** Records provided follows **

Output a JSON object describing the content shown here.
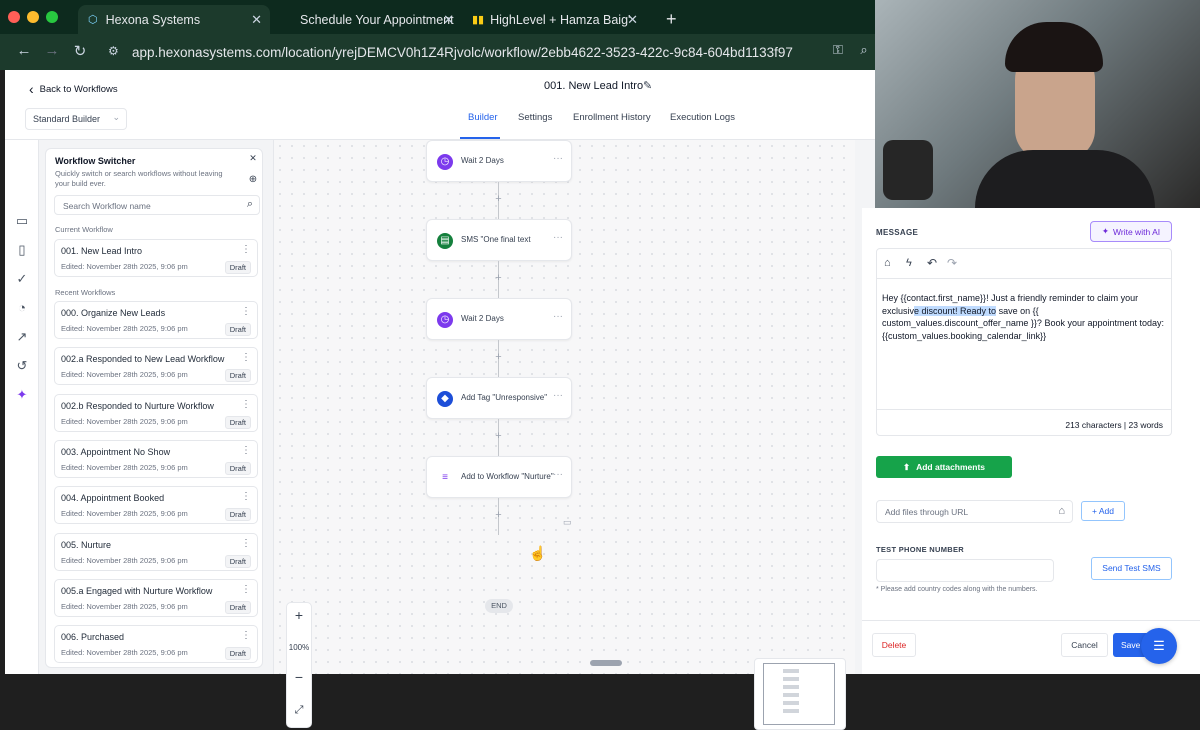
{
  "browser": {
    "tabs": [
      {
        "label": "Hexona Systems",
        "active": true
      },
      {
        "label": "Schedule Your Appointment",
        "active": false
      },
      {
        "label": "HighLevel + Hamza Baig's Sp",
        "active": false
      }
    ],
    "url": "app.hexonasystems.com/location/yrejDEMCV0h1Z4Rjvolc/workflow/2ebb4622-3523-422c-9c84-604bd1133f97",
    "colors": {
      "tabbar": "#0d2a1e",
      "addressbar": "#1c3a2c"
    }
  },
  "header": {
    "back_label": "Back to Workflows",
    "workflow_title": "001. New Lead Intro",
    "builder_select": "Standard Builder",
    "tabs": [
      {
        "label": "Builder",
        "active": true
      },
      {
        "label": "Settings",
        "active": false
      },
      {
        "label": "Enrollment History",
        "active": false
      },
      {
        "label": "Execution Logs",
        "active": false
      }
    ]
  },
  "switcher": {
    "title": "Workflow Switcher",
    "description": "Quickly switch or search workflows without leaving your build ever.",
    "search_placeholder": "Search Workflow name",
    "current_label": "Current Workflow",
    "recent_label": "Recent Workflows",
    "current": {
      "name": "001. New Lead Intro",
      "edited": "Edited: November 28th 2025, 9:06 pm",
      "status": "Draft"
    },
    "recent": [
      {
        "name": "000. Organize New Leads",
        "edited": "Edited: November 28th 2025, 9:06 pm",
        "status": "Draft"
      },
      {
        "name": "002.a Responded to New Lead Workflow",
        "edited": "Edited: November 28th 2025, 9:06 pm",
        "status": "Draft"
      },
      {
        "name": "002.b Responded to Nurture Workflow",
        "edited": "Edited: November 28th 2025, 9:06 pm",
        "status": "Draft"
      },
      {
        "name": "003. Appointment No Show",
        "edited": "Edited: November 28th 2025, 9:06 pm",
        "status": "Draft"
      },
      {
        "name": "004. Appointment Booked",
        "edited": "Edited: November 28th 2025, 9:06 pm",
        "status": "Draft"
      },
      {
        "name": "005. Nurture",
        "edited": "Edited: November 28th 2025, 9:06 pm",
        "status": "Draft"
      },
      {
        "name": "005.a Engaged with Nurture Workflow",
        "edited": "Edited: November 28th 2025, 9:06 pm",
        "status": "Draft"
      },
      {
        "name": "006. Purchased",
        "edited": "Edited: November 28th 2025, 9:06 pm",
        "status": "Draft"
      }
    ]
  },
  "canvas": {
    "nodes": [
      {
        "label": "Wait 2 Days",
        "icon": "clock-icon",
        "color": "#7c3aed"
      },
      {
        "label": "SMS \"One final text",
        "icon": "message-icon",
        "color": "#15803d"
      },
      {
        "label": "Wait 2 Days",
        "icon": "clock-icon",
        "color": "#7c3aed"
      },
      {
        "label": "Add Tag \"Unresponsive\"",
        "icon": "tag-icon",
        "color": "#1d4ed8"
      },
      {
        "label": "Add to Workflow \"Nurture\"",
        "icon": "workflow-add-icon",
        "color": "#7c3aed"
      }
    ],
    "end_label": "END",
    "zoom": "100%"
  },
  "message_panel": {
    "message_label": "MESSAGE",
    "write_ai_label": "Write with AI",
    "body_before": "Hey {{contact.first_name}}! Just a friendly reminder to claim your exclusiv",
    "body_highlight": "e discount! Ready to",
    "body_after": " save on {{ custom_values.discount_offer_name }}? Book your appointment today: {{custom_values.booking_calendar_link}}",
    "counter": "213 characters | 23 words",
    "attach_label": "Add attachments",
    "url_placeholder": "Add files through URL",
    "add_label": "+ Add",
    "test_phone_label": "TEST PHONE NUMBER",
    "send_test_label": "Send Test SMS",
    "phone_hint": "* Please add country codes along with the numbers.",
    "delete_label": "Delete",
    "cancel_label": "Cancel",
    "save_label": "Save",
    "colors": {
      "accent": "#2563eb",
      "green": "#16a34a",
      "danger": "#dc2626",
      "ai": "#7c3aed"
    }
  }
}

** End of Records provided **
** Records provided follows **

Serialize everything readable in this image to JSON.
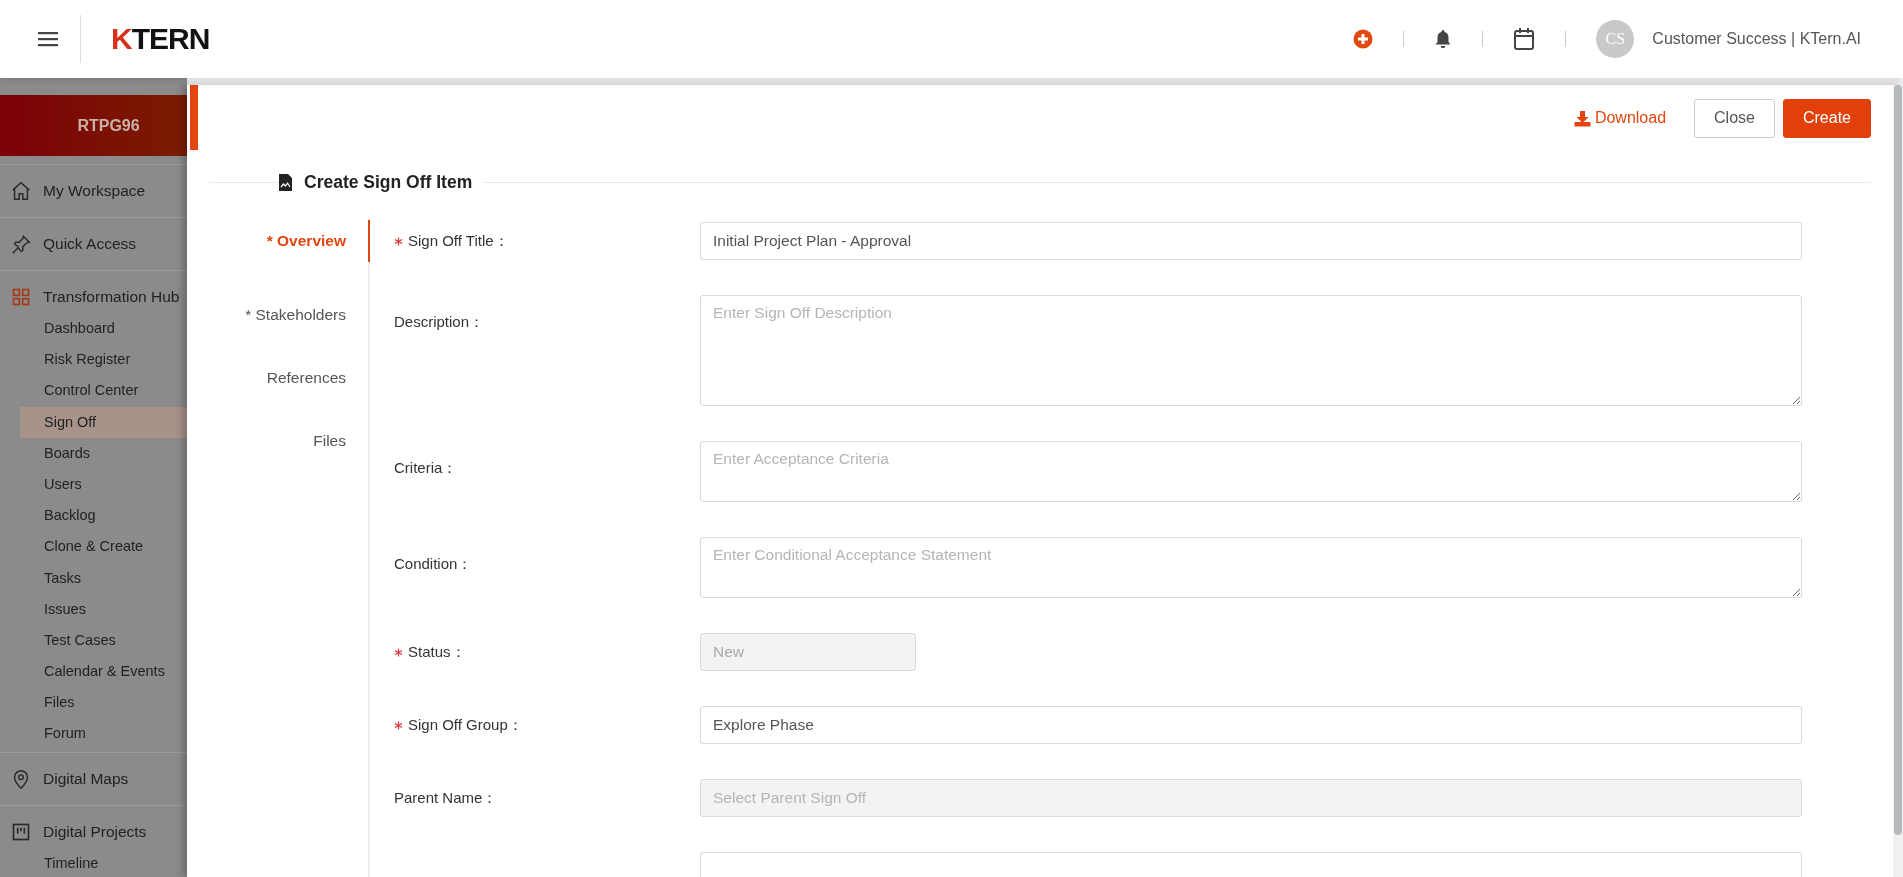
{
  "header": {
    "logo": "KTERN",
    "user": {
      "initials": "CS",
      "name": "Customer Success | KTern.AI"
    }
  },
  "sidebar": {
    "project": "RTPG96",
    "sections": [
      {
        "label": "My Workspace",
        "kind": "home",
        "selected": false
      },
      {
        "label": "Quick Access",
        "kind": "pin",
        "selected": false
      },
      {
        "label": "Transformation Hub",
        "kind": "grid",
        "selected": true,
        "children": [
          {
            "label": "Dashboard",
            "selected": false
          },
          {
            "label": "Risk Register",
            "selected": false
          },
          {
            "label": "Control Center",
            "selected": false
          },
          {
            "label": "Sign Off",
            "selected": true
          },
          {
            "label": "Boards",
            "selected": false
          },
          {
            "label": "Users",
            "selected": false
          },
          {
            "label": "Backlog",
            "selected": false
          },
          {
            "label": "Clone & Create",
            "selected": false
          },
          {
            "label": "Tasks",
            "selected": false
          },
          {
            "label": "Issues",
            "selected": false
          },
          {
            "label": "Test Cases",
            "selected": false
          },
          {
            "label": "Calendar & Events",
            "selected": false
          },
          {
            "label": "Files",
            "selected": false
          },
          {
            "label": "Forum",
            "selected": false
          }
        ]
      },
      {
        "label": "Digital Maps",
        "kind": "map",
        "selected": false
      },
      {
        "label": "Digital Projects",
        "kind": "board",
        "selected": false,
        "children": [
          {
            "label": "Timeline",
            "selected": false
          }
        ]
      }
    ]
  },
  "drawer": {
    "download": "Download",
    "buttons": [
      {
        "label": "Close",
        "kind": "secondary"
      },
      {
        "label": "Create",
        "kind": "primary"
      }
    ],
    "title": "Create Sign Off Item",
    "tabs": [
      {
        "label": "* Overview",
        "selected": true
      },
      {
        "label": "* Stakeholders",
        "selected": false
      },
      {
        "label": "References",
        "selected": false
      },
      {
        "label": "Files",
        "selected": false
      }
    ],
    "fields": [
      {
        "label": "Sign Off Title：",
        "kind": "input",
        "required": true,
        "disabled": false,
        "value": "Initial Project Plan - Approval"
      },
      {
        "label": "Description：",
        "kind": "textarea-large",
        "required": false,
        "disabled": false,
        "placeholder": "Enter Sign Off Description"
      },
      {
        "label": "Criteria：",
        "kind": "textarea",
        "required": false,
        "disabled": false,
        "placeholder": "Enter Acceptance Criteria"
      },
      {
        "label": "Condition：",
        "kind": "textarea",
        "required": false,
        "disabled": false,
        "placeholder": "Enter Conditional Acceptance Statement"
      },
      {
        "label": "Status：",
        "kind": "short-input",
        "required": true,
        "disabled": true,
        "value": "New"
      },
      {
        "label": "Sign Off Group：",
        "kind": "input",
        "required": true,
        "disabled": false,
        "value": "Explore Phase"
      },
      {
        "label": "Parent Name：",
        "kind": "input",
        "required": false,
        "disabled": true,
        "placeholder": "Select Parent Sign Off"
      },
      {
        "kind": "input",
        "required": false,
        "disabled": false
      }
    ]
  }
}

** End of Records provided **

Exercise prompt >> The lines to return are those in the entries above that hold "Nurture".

Response box >>
        "name": "002.b Responded to Nurture Workflow",
        "name": "005. Nurture",
        "name": "005.a Engaged with Nurture Workflow",
        "label": "Add to Workflow \"Nurture\"",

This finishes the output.